== Work instruction ==
Which of the lines below hold "Sensor"? Please return each one.

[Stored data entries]
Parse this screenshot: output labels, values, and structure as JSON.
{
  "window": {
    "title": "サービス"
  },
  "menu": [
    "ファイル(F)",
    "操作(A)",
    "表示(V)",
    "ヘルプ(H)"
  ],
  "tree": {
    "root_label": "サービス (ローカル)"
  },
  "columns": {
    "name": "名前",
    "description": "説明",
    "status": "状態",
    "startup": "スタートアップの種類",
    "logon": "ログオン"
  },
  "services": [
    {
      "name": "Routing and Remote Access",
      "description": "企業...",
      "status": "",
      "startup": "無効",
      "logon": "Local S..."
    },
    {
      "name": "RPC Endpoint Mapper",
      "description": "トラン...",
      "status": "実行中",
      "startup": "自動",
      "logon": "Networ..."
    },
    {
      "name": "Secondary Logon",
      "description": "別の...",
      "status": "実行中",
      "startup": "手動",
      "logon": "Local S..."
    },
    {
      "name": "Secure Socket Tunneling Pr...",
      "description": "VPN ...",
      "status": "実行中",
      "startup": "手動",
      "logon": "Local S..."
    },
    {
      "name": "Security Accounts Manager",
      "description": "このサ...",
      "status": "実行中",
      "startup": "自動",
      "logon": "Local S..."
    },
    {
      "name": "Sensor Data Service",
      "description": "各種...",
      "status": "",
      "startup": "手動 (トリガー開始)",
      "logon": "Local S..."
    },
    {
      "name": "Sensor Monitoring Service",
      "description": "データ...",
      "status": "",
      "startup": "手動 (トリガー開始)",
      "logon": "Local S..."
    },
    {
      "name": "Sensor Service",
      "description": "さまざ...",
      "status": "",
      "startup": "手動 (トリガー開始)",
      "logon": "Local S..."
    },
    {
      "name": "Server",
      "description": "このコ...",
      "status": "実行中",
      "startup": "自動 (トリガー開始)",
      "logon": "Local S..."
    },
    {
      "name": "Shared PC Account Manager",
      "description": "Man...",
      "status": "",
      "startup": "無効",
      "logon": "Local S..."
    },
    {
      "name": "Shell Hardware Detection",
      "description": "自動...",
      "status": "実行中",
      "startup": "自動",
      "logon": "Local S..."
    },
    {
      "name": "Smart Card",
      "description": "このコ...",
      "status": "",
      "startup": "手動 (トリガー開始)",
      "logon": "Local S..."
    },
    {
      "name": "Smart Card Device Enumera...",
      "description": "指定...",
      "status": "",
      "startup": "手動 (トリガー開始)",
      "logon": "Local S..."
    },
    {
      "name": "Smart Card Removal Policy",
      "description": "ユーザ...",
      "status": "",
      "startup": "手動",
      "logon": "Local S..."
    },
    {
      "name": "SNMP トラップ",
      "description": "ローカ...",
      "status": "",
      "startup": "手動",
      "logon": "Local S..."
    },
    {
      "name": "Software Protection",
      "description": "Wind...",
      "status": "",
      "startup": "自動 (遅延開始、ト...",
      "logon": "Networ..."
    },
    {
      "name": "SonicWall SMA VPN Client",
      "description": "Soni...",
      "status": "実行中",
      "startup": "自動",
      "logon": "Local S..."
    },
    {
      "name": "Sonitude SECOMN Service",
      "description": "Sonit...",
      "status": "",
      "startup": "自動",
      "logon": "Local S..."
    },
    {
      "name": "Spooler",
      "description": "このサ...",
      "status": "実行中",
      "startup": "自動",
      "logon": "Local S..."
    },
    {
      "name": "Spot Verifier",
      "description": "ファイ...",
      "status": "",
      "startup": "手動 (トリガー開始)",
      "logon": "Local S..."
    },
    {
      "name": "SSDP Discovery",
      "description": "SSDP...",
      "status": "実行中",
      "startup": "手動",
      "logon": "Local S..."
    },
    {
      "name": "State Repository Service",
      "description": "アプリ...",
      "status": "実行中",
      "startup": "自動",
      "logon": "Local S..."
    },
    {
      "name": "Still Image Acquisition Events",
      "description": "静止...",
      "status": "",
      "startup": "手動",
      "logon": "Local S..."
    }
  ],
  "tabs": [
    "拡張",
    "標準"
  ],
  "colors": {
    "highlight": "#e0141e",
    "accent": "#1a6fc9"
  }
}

== Solution for this exercise ==
      "name": "Sensor Data Service",
      "name": "Sensor Monitoring Service",
      "name": "Sensor Service",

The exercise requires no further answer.